== Segment start ==

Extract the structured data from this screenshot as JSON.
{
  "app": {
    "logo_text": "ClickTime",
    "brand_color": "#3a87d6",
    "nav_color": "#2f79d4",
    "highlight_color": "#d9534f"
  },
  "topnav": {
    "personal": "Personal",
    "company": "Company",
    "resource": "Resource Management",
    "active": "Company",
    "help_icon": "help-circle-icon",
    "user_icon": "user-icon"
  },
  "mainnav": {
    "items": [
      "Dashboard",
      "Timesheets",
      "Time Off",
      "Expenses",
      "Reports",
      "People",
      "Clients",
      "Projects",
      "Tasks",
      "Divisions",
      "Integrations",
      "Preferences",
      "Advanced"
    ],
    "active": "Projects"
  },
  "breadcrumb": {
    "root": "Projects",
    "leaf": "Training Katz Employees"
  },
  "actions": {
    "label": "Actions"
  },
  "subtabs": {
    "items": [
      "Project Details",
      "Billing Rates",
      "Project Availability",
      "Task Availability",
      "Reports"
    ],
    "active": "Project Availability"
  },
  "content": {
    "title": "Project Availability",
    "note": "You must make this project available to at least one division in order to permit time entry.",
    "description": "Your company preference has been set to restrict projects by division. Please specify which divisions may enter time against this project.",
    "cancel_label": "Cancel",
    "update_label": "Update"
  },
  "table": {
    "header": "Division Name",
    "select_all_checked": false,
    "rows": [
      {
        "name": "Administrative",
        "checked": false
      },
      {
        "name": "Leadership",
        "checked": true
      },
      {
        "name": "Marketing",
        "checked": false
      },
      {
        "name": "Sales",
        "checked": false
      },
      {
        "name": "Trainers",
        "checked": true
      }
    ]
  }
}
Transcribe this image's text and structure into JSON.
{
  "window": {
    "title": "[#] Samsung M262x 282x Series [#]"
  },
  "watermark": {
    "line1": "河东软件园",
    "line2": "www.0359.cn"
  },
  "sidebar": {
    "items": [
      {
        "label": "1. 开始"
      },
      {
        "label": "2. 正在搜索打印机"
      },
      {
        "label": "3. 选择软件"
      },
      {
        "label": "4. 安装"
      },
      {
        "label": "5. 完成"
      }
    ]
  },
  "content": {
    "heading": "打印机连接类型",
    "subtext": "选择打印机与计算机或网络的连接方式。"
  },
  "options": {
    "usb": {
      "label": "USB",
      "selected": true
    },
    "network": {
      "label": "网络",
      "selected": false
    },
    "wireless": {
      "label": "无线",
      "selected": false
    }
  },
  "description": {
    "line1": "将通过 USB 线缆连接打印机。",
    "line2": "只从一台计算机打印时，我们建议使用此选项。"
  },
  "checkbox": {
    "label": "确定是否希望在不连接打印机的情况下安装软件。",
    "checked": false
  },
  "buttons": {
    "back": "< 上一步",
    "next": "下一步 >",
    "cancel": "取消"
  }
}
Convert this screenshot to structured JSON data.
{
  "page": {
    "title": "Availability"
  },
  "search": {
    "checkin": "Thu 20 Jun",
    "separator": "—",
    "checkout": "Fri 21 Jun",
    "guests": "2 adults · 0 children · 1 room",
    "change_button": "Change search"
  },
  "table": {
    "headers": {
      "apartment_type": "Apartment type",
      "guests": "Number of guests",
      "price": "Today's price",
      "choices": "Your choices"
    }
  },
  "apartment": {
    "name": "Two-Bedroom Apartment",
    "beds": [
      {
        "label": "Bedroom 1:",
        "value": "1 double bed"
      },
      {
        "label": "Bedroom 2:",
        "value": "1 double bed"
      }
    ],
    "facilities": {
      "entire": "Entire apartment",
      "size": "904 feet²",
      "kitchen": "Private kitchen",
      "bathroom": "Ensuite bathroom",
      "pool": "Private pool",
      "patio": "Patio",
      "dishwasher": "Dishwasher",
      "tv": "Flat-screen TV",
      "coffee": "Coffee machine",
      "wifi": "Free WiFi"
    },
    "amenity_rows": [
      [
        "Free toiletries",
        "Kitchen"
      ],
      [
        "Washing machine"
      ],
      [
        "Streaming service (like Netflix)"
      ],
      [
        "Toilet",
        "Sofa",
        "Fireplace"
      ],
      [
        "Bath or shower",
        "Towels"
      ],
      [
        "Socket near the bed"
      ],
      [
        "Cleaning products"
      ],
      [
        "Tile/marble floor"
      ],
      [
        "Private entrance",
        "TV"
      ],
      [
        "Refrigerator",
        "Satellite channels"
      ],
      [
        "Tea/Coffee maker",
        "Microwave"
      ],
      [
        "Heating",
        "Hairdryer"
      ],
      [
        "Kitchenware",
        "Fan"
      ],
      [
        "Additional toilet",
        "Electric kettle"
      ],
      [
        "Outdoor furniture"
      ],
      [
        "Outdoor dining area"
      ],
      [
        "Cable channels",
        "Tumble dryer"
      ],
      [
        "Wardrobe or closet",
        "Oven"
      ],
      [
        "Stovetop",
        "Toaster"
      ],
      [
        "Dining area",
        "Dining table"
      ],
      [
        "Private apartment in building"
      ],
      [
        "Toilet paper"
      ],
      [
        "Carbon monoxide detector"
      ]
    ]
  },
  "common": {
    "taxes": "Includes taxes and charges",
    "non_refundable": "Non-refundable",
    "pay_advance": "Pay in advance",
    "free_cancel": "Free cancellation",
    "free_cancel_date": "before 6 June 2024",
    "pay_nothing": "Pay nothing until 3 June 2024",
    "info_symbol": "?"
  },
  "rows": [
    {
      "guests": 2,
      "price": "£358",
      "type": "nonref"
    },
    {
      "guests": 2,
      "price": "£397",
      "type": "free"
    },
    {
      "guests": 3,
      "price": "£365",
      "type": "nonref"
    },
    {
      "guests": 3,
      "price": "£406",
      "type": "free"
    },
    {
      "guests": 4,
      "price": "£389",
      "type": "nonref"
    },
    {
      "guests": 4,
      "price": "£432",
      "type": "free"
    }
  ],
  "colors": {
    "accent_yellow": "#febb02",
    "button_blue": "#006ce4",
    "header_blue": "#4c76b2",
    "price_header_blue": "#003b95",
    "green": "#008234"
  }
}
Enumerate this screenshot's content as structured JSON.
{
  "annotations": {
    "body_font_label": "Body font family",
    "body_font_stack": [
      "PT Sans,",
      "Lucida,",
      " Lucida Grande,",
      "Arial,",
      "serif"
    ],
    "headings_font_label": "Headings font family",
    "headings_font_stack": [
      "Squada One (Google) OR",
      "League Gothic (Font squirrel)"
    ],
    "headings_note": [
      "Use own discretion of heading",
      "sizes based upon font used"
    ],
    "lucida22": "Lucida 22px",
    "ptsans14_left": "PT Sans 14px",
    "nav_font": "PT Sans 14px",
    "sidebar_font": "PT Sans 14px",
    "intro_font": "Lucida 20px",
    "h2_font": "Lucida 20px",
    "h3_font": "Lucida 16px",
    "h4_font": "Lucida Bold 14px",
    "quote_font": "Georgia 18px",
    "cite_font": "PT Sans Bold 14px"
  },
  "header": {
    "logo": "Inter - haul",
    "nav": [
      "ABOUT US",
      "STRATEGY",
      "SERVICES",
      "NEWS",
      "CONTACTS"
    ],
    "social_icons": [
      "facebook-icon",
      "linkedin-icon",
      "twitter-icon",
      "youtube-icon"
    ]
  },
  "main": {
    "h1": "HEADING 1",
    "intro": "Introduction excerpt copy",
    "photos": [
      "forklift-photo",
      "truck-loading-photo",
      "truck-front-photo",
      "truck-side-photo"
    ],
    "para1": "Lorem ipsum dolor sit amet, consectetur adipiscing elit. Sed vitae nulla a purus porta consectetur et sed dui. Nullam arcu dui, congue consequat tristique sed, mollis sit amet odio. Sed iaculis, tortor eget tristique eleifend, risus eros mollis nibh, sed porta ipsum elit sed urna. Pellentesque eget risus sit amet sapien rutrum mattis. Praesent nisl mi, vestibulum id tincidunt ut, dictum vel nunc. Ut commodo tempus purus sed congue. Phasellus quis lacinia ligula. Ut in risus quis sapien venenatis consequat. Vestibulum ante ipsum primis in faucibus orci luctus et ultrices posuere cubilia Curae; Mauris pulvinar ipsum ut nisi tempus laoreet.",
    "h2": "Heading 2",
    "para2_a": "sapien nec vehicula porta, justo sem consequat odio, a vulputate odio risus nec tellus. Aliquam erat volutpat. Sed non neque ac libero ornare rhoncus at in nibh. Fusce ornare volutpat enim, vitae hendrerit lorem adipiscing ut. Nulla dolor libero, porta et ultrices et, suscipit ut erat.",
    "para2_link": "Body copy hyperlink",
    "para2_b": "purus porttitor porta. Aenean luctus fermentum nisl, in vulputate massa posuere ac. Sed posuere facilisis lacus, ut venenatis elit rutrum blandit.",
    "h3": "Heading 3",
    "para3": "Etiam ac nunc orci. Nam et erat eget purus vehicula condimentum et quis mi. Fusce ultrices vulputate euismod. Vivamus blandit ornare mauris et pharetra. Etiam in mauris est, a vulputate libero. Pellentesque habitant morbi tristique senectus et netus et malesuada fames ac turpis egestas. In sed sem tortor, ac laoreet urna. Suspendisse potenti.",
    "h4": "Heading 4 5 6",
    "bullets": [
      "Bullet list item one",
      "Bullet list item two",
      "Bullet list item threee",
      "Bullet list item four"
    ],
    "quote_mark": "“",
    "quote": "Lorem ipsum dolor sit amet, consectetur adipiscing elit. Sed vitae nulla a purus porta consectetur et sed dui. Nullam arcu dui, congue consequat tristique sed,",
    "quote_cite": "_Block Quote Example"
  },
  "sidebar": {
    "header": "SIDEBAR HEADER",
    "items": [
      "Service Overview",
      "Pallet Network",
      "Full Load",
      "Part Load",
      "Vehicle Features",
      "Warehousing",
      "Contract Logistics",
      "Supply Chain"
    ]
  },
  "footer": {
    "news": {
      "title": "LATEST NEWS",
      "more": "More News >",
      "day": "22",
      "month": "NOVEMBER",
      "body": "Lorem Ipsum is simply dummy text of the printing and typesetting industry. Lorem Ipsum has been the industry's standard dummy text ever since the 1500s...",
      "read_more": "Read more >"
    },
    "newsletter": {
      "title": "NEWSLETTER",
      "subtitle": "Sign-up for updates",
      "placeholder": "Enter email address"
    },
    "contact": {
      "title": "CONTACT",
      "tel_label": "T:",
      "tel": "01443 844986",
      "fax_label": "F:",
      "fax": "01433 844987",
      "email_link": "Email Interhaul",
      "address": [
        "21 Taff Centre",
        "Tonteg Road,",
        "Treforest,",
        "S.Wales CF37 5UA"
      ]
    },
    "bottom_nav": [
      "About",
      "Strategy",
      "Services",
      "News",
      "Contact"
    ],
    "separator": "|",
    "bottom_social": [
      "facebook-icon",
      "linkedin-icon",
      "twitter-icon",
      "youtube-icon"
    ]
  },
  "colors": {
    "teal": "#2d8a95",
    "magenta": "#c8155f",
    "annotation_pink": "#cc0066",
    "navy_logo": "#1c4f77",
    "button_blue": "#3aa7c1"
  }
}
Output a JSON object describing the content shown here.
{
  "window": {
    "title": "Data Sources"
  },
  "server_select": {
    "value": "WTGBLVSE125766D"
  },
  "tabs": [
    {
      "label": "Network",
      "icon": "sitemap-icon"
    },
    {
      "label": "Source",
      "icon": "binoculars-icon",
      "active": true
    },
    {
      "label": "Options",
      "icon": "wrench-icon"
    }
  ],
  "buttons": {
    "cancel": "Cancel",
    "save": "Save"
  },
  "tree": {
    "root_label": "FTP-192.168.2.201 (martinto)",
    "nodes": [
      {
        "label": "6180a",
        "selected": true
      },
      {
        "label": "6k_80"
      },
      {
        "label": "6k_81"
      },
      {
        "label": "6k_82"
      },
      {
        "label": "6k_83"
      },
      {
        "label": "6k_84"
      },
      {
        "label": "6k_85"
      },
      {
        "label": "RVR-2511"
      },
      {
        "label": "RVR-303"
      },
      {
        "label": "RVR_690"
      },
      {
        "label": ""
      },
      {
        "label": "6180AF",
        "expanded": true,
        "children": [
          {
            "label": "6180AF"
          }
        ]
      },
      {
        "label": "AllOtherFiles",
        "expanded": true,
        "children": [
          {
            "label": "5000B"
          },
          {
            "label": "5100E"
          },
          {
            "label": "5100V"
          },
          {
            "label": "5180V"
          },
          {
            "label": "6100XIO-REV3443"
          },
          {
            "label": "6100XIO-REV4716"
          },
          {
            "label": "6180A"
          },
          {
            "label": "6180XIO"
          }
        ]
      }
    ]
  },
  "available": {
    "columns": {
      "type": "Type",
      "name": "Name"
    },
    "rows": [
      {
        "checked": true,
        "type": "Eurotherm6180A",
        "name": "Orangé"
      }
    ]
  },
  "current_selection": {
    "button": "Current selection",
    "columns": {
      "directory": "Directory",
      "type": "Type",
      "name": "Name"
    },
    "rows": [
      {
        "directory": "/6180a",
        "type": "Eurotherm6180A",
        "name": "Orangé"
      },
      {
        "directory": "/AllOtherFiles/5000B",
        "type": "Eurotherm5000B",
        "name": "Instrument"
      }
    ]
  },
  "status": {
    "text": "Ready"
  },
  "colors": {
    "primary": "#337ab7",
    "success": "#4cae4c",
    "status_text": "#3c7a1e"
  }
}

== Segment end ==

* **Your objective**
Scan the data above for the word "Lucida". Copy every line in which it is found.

* **Output of the task**
      "Lucida,",
      " Lucida Grande,",
    "lucida22": "Lucida 22px",
    "intro_font": "Lucida 20px",
    "h2_font": "Lucida 20px",
    "h3_font": "Lucida 16px",
    "h4_font": "Lucida Bold 14px",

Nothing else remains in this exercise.